Thirty years ago, I left secondary school, this was as the first Thatcher recession was coming to an end.
We were to be on the crest of a wave, we were told, North Sea oil would give us wealth, we were told the new computers and technology would offer well paid jobs and shorter working hours and of course, the crushing of the Trade Unions would make industry more competitive and better jobs.
So what has happened in the second half of the Queens reign.
North Sea oil has begun to run out, this has largely been used to pay for economic failure in terms of welfare payments.
Full-time employees in the UK work for the third-longest amount of time in the EU, completing an average of 42.7 hours a week compared to the EU average of 37.4 hours, according to the Office for National Statistics.
Not only has the number of hours not reduced, the type of employment has also changed in 1952 40% of people were employed in Manufacturing today it is only 8%, with the service and financial sectors growing to fill the void.
In the 1950s, there were 350,000 people registered as unemployed was a good measure of the number of jobless people of working age receiving benefit payments from the state. In 2012, the equivalent figure is 4 million
The share of skilled manual workers in total employment has fallen from 18% to 10% in the past two decades (there are currently 3.1 million). Secondly, there has been a rise in skilled employment of people performing managerial, professional and technical jobs – so-called knowledge workers. The share of people in these occupations has risen from a quarter to 44% (there are currently 12.7 million). And thirdly there has been a rise in mixed but essentially low-skilled employment performed by a group classified as ‘personal services’ and ‘sales and customer services’ workers, of which there are 4.7 million. Their share of employment has risen from around 6% to around 16%.
Since then wage inequality has increased considerably. Available comparative figures for all full-time male employees show that weekly wage dispersion – measured by the ratio of the top 10% of earners to the bottom 10% – has increased from 2.5 in 1975 to 3.75 in 2011. By the end of the first decade of the twenty-first century, the share of wages in UK GDP was lower (53%) than in 1952 (58%), with profit-earners rather than wage-earners taking a bigger slice of national income.
There has been a change in the type of employer, with fewer people working for large companies to smaller firms, with men enjoying less employment tenure with females has enjoyed better tenure of employment, this is explained by better maternity and flexible working.
The 1980' and 90's were far from golden decades, characterised by numerous periods of stagflation with sluggish growth and double-digit price inflation, two deep recessions, and often a double-digit unemployment rate. The stop-go of the initial post-war decades had given way to ‘boom and bust’.

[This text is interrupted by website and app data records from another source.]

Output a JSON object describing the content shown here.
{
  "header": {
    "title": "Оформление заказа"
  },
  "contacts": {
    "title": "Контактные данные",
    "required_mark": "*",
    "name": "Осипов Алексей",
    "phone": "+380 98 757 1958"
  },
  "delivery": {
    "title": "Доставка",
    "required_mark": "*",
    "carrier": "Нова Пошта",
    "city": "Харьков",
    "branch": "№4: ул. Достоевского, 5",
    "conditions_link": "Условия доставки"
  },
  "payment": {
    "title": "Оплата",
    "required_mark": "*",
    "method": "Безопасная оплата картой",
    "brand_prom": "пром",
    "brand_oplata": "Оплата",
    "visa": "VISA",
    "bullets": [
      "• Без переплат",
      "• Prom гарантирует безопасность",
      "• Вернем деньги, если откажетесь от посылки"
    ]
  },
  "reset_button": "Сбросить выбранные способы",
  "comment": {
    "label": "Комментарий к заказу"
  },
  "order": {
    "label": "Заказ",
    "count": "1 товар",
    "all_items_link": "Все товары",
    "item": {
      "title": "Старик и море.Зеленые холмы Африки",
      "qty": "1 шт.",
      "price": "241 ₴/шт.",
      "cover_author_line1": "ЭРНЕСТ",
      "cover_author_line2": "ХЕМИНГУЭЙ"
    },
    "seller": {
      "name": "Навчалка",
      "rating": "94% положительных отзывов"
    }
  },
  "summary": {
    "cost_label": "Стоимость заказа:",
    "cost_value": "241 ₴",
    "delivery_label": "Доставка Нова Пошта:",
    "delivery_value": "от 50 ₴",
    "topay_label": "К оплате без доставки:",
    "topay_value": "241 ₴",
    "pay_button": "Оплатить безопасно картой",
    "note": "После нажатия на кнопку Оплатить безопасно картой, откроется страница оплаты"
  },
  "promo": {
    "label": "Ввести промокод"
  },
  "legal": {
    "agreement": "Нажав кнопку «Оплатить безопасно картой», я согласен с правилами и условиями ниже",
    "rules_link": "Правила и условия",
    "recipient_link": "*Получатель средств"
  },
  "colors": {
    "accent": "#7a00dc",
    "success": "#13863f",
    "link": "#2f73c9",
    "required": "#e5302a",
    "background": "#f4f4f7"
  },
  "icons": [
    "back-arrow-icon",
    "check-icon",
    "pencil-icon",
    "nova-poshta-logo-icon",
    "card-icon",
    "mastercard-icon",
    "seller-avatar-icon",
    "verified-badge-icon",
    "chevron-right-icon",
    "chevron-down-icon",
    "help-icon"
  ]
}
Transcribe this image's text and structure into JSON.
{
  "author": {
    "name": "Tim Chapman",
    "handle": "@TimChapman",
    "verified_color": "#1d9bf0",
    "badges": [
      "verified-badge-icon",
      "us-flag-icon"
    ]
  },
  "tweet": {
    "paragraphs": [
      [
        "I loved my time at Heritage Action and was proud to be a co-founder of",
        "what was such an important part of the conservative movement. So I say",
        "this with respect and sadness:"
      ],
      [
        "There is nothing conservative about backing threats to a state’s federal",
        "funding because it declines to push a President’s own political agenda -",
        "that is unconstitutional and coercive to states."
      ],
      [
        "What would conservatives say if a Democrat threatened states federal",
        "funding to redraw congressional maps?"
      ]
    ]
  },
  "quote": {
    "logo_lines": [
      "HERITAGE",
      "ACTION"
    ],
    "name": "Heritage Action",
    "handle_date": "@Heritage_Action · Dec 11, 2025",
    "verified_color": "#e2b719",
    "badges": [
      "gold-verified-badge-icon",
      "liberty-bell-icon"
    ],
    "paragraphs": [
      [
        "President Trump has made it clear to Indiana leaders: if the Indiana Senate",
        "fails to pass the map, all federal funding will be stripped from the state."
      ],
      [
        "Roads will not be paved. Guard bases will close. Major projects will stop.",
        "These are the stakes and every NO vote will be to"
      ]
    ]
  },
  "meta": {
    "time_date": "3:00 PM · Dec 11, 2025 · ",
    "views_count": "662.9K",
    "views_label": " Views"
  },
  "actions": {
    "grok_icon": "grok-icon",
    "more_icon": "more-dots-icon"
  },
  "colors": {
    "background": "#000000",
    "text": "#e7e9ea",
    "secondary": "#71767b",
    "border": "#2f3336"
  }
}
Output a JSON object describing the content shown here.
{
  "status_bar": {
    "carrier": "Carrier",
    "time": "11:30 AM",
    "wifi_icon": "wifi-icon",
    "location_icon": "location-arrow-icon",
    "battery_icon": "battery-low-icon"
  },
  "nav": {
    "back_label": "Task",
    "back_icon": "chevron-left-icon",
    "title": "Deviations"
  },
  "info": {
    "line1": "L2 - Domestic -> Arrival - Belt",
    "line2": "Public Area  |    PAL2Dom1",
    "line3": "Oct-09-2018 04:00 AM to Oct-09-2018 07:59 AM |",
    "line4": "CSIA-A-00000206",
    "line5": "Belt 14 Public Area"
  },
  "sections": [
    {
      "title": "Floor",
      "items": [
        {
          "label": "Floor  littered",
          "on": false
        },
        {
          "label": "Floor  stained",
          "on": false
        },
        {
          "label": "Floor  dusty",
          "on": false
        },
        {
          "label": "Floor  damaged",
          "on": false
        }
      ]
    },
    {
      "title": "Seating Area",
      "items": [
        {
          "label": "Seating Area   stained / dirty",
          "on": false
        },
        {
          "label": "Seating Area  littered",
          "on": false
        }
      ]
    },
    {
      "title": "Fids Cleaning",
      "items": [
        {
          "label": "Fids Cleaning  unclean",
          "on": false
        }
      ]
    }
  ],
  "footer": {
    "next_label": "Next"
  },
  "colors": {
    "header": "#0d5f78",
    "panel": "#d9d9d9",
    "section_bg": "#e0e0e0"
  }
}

Capital has often said that Labour had to become more flexible and productive, Labour has become increasingly flexible, many workers have lost employment rights, with more flexible contracts, from loss of sick pay, fewer paid holidays and loss of occupational pensions.
At the same time the Labour market was changing from manufacturing to service sectors, western capitalism was experimenting with deregulated financial and investment banking, this was a system of leverage debts and fancy products that seemly no one knew or understood, in effect the banks owned worthless assets and paid to much for them, leaving banks to be effectively insolvent, only government action saved them.
This credit crunch has seen the Bank of England pump in hundreds of million of pounds into banks in the form of Quanative Easing, this to restore banks solvency and to create liquidity so banks have the confidence to lend again.
So western capitalism's is at a cross roads it can change was the neo liberal economics of the previous thirty years that has polarised rich and poor, that has seen the productive economy shrink to a more fair and productive economy with all workers getting their share.
The queen is worth £310million in 2012 in 1971 the queen was worth £2million or equivalent to £21million today, so at least the Queens finances has done well in the last thirty years.